WORK ORDER:
Only lines holding the word "JSON" are wanted. Copy them from the listing below.

.....

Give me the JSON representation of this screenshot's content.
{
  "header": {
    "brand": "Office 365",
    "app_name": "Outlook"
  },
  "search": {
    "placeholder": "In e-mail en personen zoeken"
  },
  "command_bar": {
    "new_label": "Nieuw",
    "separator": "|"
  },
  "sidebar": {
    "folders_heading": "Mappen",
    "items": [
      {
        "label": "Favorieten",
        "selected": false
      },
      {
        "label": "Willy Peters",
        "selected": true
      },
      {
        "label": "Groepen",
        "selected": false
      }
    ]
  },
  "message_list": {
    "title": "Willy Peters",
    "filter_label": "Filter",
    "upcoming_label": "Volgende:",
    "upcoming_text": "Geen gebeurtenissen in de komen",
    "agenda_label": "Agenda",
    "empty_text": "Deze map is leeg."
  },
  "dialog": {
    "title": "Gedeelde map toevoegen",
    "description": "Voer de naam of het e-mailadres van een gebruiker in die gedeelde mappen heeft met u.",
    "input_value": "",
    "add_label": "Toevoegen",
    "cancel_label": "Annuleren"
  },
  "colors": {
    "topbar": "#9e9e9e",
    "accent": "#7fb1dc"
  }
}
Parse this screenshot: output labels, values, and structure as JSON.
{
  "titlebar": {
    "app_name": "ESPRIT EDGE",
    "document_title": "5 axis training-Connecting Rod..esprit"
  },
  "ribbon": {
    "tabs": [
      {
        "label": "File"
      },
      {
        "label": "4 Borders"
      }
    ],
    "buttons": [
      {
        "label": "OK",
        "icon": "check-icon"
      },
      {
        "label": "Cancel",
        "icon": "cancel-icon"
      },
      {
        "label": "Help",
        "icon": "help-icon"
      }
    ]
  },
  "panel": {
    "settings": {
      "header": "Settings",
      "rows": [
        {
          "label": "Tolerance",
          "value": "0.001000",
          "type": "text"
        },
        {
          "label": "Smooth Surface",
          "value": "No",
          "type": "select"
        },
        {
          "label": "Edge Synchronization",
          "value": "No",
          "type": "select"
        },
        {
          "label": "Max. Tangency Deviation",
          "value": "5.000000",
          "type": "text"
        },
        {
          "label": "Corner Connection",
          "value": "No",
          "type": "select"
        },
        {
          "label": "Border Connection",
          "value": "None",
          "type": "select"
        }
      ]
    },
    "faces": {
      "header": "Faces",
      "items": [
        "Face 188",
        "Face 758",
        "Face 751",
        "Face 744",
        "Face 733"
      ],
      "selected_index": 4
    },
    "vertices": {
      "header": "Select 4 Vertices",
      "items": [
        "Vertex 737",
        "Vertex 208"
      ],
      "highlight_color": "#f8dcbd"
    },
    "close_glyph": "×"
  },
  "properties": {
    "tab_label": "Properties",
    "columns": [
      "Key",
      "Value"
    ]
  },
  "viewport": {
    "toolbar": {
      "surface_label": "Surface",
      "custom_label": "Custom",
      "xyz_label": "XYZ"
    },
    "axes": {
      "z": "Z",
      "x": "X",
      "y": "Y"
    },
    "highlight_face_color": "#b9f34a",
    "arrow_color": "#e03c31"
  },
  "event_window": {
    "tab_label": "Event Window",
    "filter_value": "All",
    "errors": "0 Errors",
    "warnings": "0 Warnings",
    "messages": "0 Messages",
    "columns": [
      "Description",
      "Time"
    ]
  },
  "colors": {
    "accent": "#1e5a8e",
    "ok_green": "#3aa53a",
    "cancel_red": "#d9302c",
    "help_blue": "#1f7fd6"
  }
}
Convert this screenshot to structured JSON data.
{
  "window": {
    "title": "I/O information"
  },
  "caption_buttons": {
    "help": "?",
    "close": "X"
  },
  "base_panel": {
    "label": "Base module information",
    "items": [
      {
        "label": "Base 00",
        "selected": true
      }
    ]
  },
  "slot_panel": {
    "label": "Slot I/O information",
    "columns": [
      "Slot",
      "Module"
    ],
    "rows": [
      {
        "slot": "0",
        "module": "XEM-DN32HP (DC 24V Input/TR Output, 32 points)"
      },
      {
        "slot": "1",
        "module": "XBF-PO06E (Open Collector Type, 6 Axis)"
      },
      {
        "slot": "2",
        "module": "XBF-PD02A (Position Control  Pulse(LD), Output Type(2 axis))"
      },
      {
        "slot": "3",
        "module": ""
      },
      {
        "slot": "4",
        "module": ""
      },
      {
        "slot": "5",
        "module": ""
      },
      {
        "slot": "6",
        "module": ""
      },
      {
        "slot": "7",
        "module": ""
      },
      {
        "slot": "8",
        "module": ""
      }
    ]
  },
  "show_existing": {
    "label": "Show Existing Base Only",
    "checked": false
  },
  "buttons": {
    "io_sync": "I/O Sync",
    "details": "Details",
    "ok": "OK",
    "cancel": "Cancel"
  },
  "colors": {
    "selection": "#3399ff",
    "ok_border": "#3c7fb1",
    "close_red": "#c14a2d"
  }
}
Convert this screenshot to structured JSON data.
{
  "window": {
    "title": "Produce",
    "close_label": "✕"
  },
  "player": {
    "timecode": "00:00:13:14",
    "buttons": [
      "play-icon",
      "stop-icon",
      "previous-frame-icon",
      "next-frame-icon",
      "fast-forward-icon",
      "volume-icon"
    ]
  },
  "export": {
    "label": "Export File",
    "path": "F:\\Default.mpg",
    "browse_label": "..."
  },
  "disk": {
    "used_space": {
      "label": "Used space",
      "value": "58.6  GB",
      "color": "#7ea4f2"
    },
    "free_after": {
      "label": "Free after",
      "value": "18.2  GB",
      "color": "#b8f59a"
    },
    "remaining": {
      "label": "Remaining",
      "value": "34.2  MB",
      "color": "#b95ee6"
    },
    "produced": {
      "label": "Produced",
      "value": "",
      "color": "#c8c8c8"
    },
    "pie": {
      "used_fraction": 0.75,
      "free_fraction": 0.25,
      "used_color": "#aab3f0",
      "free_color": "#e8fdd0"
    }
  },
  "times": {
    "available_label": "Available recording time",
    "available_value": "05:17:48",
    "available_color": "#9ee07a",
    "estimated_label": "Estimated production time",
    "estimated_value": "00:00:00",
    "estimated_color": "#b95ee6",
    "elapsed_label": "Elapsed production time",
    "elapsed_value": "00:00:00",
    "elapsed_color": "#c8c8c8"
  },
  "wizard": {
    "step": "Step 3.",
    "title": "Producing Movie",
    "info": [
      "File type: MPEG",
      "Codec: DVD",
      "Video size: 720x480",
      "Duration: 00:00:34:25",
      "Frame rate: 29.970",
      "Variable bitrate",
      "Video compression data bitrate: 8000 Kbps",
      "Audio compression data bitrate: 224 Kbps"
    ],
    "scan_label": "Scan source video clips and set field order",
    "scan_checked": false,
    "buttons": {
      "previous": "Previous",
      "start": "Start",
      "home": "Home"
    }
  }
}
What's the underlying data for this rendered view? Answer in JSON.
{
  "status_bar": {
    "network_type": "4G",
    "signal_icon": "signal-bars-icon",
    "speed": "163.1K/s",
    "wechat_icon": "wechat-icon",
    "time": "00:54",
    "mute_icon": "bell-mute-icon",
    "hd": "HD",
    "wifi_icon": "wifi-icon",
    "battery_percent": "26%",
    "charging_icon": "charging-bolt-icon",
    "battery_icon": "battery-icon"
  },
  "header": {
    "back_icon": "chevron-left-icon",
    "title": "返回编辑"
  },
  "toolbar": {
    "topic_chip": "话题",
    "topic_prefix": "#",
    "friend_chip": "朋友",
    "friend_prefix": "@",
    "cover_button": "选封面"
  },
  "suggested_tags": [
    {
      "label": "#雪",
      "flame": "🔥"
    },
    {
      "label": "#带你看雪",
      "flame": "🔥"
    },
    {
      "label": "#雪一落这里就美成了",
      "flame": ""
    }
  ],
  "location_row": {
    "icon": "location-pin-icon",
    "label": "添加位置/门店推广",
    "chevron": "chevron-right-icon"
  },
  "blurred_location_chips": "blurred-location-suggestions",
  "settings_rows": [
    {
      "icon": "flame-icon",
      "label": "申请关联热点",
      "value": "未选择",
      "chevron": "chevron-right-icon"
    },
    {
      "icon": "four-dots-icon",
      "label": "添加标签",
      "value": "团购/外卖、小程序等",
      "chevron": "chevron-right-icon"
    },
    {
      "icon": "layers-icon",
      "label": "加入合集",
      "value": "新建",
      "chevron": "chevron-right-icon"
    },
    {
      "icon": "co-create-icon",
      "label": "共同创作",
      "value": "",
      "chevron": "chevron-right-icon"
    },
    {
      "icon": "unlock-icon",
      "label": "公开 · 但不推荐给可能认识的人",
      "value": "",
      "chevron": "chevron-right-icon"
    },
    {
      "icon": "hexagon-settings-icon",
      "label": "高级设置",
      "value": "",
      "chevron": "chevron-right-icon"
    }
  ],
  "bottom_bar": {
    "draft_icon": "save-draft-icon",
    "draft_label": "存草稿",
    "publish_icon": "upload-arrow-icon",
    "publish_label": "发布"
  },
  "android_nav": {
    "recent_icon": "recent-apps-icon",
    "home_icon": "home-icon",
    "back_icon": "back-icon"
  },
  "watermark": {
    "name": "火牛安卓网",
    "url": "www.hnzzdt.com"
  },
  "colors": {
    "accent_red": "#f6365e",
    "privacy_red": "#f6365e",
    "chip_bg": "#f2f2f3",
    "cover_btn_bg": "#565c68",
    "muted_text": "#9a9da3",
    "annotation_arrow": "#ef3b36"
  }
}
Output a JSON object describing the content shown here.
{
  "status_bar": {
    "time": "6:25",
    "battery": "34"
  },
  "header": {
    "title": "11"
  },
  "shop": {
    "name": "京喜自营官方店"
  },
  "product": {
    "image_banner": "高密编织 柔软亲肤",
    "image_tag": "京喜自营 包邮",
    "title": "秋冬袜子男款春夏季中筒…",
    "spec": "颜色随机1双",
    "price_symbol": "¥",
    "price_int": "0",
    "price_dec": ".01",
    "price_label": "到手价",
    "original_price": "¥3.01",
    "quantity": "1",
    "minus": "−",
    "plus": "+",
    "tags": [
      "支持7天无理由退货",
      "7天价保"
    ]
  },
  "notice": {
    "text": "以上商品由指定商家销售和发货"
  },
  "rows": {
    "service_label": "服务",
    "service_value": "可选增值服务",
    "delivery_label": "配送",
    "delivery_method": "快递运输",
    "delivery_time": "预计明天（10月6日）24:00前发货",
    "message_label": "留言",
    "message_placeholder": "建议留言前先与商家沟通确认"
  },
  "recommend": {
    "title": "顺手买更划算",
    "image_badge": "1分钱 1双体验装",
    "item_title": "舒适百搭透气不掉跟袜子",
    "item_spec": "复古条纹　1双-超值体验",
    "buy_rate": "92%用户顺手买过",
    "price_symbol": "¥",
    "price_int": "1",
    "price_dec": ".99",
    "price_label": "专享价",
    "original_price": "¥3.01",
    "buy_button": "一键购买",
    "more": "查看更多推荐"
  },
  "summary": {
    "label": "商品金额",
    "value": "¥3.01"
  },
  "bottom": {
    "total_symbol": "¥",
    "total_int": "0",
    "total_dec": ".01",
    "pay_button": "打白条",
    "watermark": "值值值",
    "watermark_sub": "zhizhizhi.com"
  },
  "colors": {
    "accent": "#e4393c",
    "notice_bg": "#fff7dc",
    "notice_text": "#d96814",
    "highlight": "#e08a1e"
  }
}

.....

RESULT BELOW:
Give me the JSON representation of this screenshot's content.
Parse this screenshot: output labels, values, and structure as JSON.
Convert this screenshot to structured JSON data.
Convert this screenshot to structured JSON data.
What's the underlying data for this rendered view? Answer in JSON.
Output a JSON object describing the content shown here.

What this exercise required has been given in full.